In 2014 the SAS GALESHEWE became the first OPV to be assigned duties for Operation COPPER. This anti-piracy operation, in the Mozambique Channel was initiated in 2011 and originally only saw the rotational deployment of the four Valour class frigates and SAS DRAKENSBERG. But the three refurbished OPV’s operating from Durban, offered a more economical alternative.

During July and August 2018 SAS GALESHEWE took part in another Operation COPPER, this time in tandem with the hydrographic survey vessel SAS PROTEA. This was the first time in many years that the SA Navy deployed two ships to COPPER. The two vessels operated completely independent from foreign support and did not enter any harbour during the three-week deployment.

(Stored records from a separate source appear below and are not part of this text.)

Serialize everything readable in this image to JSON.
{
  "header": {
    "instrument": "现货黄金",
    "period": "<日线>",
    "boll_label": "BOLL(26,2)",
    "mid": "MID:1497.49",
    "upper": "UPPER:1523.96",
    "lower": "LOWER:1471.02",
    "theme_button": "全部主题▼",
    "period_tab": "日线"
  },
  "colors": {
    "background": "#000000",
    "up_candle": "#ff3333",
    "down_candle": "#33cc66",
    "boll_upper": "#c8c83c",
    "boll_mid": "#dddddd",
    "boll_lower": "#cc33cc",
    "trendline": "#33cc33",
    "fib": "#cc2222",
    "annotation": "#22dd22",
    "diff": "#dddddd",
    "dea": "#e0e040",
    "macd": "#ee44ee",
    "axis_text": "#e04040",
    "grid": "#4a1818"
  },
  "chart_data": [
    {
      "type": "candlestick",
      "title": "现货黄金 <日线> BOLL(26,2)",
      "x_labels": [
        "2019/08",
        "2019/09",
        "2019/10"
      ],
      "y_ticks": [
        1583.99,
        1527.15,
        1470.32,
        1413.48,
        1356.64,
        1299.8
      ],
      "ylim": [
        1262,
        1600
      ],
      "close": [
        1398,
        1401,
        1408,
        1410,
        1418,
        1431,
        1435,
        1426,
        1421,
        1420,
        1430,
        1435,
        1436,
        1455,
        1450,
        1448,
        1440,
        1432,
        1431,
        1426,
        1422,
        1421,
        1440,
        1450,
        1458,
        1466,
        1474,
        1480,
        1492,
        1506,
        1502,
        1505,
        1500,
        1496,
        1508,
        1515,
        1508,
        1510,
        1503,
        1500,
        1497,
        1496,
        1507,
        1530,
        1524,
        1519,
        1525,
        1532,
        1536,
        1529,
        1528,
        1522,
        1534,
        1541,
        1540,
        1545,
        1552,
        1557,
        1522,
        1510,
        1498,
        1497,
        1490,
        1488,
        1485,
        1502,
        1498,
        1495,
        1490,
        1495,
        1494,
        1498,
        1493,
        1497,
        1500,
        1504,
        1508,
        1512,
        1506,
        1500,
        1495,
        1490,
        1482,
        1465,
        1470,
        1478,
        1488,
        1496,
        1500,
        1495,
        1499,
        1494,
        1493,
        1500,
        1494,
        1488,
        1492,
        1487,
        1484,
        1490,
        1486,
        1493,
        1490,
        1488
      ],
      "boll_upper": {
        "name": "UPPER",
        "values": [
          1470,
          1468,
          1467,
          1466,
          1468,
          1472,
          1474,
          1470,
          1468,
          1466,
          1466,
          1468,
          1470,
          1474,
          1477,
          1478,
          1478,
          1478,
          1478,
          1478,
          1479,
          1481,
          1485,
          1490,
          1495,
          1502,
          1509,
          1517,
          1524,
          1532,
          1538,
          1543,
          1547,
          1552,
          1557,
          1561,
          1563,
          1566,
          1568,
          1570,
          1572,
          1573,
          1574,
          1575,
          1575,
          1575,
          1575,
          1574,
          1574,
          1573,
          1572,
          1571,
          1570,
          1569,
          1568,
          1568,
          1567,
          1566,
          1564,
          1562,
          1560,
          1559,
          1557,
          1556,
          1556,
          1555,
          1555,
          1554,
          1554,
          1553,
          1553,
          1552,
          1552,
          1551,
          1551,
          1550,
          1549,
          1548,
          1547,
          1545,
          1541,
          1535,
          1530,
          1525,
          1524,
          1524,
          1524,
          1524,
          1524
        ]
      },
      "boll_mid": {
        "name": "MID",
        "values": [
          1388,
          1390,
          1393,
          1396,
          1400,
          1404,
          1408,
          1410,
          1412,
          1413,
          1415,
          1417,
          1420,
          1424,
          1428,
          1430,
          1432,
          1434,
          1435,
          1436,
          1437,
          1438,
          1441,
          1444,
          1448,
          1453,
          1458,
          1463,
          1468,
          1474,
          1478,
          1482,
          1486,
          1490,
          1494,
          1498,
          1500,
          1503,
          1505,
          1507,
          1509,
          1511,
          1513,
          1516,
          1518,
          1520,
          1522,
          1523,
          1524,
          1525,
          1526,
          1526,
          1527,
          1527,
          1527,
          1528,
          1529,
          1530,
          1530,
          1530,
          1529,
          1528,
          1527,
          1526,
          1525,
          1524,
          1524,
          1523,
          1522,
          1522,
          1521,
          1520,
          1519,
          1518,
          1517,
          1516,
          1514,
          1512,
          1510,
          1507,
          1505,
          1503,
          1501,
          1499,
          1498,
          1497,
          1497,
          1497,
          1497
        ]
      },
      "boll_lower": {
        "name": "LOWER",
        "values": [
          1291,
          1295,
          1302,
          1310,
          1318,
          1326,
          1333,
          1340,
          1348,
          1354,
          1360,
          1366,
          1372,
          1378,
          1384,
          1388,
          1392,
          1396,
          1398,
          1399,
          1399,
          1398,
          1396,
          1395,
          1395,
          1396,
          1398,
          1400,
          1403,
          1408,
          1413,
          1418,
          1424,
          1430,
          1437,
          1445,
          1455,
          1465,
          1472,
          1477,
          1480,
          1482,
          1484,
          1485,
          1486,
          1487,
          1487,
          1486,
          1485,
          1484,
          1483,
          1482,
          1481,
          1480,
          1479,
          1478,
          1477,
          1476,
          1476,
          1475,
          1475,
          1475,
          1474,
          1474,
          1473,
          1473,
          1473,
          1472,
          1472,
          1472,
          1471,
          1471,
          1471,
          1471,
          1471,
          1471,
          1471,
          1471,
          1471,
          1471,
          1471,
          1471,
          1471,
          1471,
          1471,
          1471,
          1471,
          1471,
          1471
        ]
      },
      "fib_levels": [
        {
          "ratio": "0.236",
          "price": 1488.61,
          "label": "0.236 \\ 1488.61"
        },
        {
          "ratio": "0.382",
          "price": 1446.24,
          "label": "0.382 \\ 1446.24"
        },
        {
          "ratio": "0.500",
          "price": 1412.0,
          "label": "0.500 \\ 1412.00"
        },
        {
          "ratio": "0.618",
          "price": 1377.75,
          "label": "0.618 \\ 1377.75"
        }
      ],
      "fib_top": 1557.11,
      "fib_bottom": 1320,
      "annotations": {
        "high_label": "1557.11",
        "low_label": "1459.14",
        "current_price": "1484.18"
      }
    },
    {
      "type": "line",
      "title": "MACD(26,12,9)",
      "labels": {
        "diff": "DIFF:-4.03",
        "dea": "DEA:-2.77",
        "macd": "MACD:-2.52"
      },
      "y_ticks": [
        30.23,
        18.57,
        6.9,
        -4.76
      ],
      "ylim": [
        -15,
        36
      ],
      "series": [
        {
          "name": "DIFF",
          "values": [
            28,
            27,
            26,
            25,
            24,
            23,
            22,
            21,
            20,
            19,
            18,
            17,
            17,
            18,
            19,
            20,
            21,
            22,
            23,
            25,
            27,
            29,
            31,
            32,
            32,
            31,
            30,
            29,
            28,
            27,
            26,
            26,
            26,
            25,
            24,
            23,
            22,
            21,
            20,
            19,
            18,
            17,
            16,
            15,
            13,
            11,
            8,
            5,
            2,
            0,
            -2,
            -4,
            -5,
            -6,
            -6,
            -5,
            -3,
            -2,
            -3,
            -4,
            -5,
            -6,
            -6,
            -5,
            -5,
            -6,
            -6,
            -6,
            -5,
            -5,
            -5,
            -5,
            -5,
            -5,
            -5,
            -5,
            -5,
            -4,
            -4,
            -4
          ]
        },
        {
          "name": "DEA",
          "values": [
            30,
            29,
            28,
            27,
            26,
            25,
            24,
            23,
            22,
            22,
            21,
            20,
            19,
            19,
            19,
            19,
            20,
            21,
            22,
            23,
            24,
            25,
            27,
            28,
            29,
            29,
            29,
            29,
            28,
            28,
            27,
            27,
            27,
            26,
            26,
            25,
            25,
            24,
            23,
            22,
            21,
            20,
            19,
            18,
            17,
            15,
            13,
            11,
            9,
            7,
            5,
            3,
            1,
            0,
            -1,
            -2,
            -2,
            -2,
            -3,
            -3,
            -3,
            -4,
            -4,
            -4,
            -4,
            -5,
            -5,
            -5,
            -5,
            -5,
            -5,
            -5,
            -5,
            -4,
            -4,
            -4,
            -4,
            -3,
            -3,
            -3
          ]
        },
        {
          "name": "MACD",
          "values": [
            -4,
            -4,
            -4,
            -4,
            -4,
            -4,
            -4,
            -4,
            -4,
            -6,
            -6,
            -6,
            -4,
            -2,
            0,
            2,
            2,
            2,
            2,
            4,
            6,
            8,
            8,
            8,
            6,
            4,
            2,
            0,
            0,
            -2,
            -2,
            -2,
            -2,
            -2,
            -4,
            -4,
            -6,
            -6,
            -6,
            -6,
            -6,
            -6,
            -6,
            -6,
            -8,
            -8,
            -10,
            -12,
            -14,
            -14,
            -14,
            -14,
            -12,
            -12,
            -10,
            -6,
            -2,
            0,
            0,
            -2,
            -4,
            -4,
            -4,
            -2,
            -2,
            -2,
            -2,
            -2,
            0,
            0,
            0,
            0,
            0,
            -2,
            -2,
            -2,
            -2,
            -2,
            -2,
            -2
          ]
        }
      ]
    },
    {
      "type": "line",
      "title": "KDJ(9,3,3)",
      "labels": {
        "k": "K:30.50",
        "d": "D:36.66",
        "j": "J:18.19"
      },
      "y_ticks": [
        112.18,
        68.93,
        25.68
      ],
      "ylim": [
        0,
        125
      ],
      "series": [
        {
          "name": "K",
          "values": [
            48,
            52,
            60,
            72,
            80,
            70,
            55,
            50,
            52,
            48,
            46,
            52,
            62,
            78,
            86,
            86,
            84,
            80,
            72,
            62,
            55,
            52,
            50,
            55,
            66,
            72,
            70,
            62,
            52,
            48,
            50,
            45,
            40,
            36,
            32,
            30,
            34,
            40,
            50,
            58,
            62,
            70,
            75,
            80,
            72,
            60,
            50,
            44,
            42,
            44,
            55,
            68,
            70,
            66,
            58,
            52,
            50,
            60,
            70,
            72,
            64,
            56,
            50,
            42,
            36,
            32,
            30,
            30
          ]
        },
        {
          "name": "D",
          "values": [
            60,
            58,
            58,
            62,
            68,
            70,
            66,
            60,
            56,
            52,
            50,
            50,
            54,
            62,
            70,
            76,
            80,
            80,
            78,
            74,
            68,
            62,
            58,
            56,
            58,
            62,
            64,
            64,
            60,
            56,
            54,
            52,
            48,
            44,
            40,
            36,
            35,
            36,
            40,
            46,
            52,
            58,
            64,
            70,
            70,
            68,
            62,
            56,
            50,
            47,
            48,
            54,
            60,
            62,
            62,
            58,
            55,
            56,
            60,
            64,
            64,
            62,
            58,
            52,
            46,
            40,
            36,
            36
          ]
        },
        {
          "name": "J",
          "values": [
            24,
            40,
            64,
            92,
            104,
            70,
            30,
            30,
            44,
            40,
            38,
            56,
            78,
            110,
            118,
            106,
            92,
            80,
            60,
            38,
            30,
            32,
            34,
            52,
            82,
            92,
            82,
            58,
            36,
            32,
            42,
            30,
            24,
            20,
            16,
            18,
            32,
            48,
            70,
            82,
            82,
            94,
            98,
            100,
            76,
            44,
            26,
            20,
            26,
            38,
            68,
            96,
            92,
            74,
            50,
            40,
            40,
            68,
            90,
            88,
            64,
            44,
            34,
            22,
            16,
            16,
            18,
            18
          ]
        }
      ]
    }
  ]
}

SAS PROTEA served as the operational support vessel for SAS GALESHEWE, supplying the OPV with fuel, stores and fresh water. The two ships also successfully completed several Replenishment-at-Sea (RAS) operations during the operation. Whilst on patrol, SAS GALESHEWE would sail close to the coastline, and SAS PROTEA would sail further out. This allowed the two ships to cover more area than a single vessel could on its own.

GALESHEWE sailed from Durban on 18 July, embarked on her last voyage, and arrived in Simon’s Town on 21 July 2020. Originally, the vessel was scheduled to be decommissioned in March, but due to the Covid-19 pandemic the ceremony and related activities were cancelled. The naval ensign was lowered for the last time on 8 October 2020. P1567 was a pioneer in many ways and decommissioned after more than 37 years of service in the South African Navy.
SAS GALESHEWE was one of three remaining Warrior class Offshore Patrol Vessels that will be replaced by the new Project BIRO Multi Mission Inshore Patrol Vessels (MMIPV). The first of three vessels is due to be delivered in June 2021.

The last Officer Commanding of SAS Galeshewe Cdr V.A. Mabuza

Compiled by Cdr Leon Steyn,
SA Naval Museum (November 2020)


Cdr J.A.J.B. Vorster 22 November 1982 – 4 March 1985
Cdr B.R. Donkin 4 March 1985 – 12 April 1985
Cdr J.E.G. Kamerman 23 April 1985 – 27 February 1989
Cdr R. Steven Jennings 27 February 1989 – 2 August 1991
Cdr A. Claydon Fink 18 June 1992 – 11 February 1994
Cdr R.J. Ludik 11 February 1994 – 15 May 1996

Cdr M.A. Girsa 14 November 2000 – 21 January 2002
Cdr A.J.K. Uys 21 January 2002 – 3 June 2004
Cdr G. Wessels 3 June 2004 – 5 September 2006
Cdr M.M. Clulee 4 September 2006 – 31 July 2007
Cdr G. Hallett 31 July 2007 – 12 November 2009
Cdr C.H. Gwala 12 November 2009 – 6 October 2011
Cdr T.M. Motsene 6 October 2011 – 24 May 2013
Cdr S. Ngidi 23 November 2013 – 1 December 2015
Cdr M.R. Gola 1 December 2015 – 10 April 2019
Cdr V.A. Mabuza 10 April 2019 – 8 October 2020